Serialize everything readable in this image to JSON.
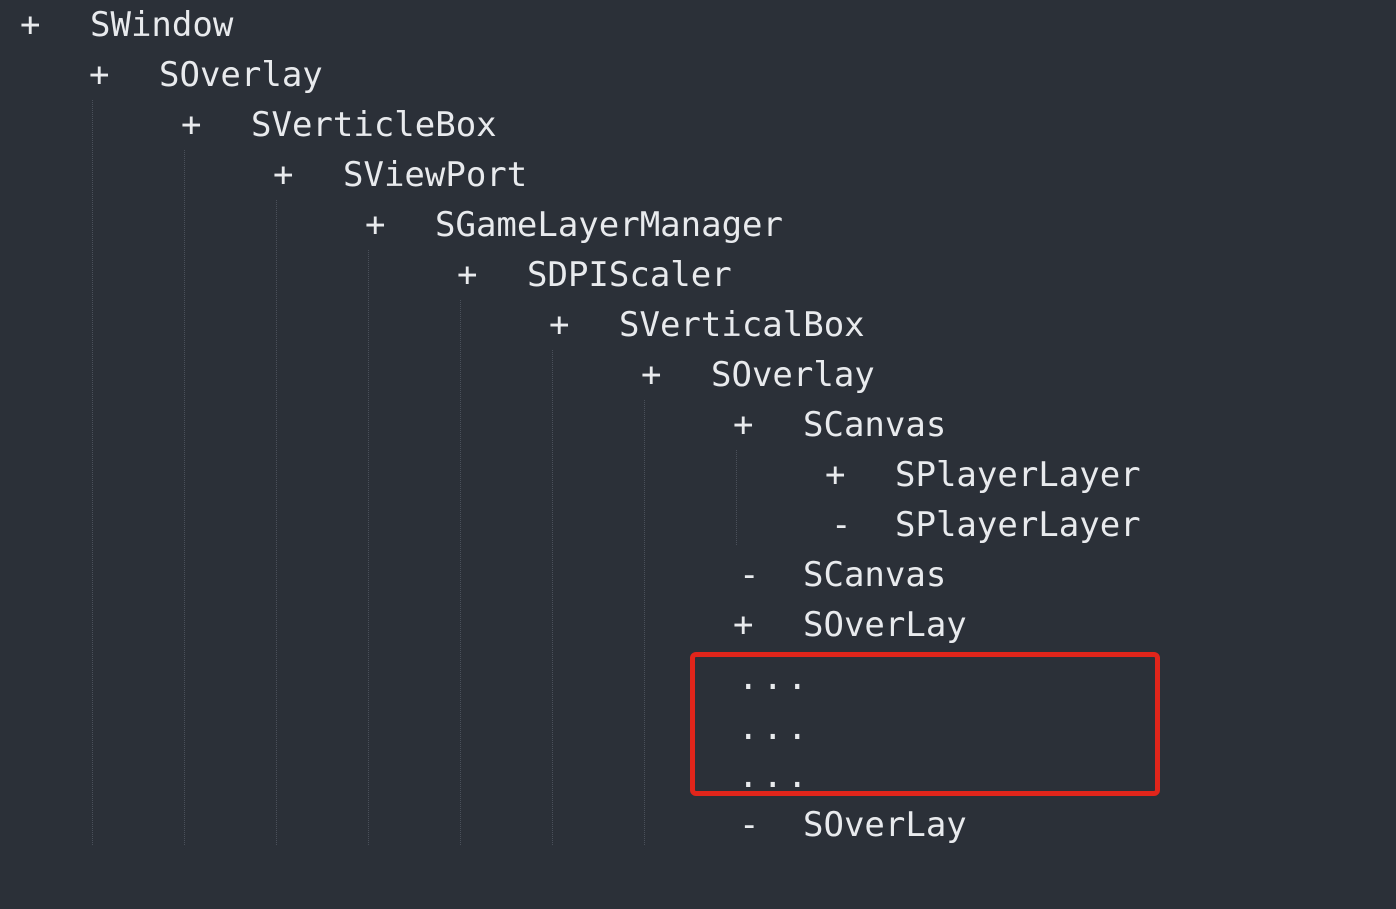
{
  "tree": {
    "rows": [
      {
        "symbol": "+",
        "label": "SWindow",
        "depth": 0
      },
      {
        "symbol": "+",
        "label": "SOverlay",
        "depth": 1
      },
      {
        "symbol": "+",
        "label": "SVerticleBox",
        "depth": 2
      },
      {
        "symbol": "+",
        "label": "SViewPort",
        "depth": 3
      },
      {
        "symbol": "+",
        "label": "SGameLayerManager",
        "depth": 4
      },
      {
        "symbol": "+",
        "label": "SDPIScaler",
        "depth": 5
      },
      {
        "symbol": "+",
        "label": "SVerticalBox",
        "depth": 6
      },
      {
        "symbol": "+",
        "label": "SOverlay",
        "depth": 7
      },
      {
        "symbol": "+",
        "label": "SCanvas",
        "depth": 8
      },
      {
        "symbol": "+",
        "label": "SPlayerLayer",
        "depth": 9
      },
      {
        "symbol": "-",
        "label": "SPlayerLayer",
        "depth": 9
      },
      {
        "symbol": "-",
        "label": "SCanvas",
        "depth": 8
      },
      {
        "symbol": "+",
        "label": "SOverLay",
        "depth": 8
      },
      {
        "symbol": "-",
        "label": "SOverLay",
        "depth": 8
      }
    ],
    "ellipsis": [
      "...",
      "...",
      "..."
    ]
  },
  "colors": {
    "background": "#2b3038",
    "text": "#e8eaed",
    "highlight": "#e0251b",
    "guide": "#4a505a"
  }
}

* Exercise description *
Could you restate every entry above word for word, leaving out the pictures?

* Task response *
Serialize everything readable in this image to JSON.
{
  "tree": {
    "rows": [
      {
        "symbol": "+",
        "label": "SWindow",
        "depth": 0
      },
      {
        "symbol": "+",
        "label": "SOverlay",
        "depth": 1
      },
      {
        "symbol": "+",
        "label": "SVerticleBox",
        "depth": 2
      },
      {
        "symbol": "+",
        "label": "SViewPort",
        "depth": 3
      },
      {
        "symbol": "+",
        "label": "SGameLayerManager",
        "depth": 4
      },
      {
        "symbol": "+",
        "label": "SDPIScaler",
        "depth": 5
      },
      {
        "symbol": "+",
        "label": "SVerticalBox",
        "depth": 6
      },
      {
        "symbol": "+",
        "label": "SOverlay",
        "depth": 7
      },
      {
        "symbol": "+",
        "label": "SCanvas",
        "depth": 8
      },
      {
        "symbol": "+",
        "label": "SPlayerLayer",
        "depth": 9
      },
      {
        "symbol": "-",
        "label": "SPlayerLayer",
        "depth": 9
      },
      {
        "symbol": "-",
        "label": "SCanvas",
        "depth": 8
      },
      {
        "symbol": "+",
        "label": "SOverLay",
        "depth": 8
      },
      {
        "symbol": "-",
        "label": "SOverLay",
        "depth": 8
      }
    ],
    "ellipsis": [
      "...",
      "...",
      "..."
    ]
  },
  "colors": {
    "background": "#2b3038",
    "text": "#e8eaed",
    "highlight": "#e0251b",
    "guide": "#4a505a"
  }
}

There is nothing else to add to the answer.